the ability of certain journalists to rate wrestling ability.
Certainly everyone is welcome to their own opinion, but this sort of
thing makes me thing perhaps Cyrus has a point.
Scott Francis, Franman2001@aol.com
I'm sure you'll get a million e-mails on this topic, and I'm sure most
of them will be along the lines of "Mr Molinaro, you're absolutely
right, fans do have the right to rate wrestlers". I don't
agree with either you or Cyrus entirely on this issue. I think he has a
good point though -- fans can't really rate workers. He says we can rate
the work they do (ie the matches) however. I
ask you, how else can we rate workers other than by the work they do? If
a builder builds a shoddy house, people would say that he's a shoddy
builder. If a programmer writes a buggy
computer programs, people would say that he's a poor programmer. If a
wrestlers works poor matches, people would say he's a poor wrestler. So
frankly, I disagree with Cyrus' idea that
we can't get an idea of how good a wrestler is by how good his work is.
But at the same time, I agree with him that we can't really rate them.
Rating implies comparing a group of wrestlers against each other, and
ordering them according to how good they are. That's a pretty big call
to make, I believe. We can say "Benoit is a
great wrestler. Billy Gunn is a terrible wrestler.", etc, but for fans
to take a list of wrestlers and order them, with the best wrestler being
first and the worst last, that would require more
information than we have, at least to do it accurately. Fans can try to
rate wrestlers, but we can't do it accurately, and if we can't rate
wrestlers accurately, why bother doing something
which implies such precision as rating them in the first place? We can
all have our favourites and our pet hates. But rating wrestlers is just
silly, there's just no accurate way of doing it. Not
even for other wrestlers. There's no scale. There's no standard. So
let's not "rate" wrestlers because rate implies something much more

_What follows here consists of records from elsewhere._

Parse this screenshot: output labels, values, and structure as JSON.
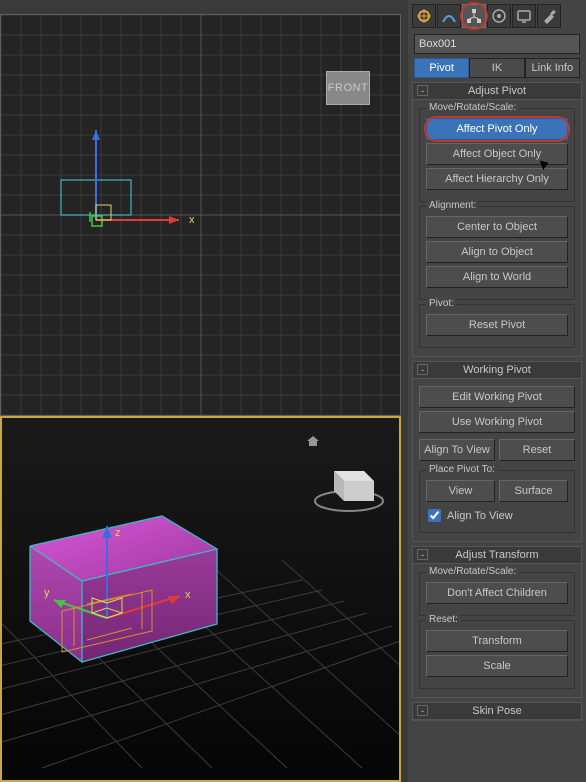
{
  "object_name": "Box001",
  "tabs": {
    "pivot": "Pivot",
    "ik": "IK",
    "link_info": "Link Info"
  },
  "adjust_pivot": {
    "title": "Adjust Pivot",
    "mrs_label": "Move/Rotate/Scale:",
    "affect_pivot": "Affect Pivot Only",
    "affect_object": "Affect Object Only",
    "affect_hierarchy": "Affect Hierarchy Only",
    "alignment_label": "Alignment:",
    "center_to_object": "Center to Object",
    "align_to_object": "Align to Object",
    "align_to_world": "Align to World",
    "pivot_label": "Pivot:",
    "reset_pivot": "Reset Pivot"
  },
  "working_pivot": {
    "title": "Working Pivot",
    "edit": "Edit Working Pivot",
    "use": "Use Working Pivot",
    "align_to_view": "Align To View",
    "reset": "Reset",
    "place_label": "Place Pivot To:",
    "view": "View",
    "surface": "Surface",
    "align_check": "Align To View"
  },
  "adjust_transform": {
    "title": "Adjust Transform",
    "mrs_label": "Move/Rotate/Scale:",
    "dont_affect": "Don't Affect Children",
    "reset_label": "Reset:",
    "transform": "Transform",
    "scale": "Scale"
  },
  "skin_pose": {
    "title": "Skin Pose"
  },
  "top_icons": {
    "create": "create-icon",
    "modify": "modify-icon",
    "hierarchy": "hierarchy-icon",
    "motion": "motion-icon",
    "display": "display-icon",
    "utilities": "utilities-icon"
  },
  "axes": {
    "x": "x",
    "y": "y",
    "z": "z"
  },
  "viewcube_label": "FRONT"
}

precise than just picking our favourites. Not that
there's anything wrong with picking favourites.
Andrew Marrington, Brisbane, Australia, email@example.com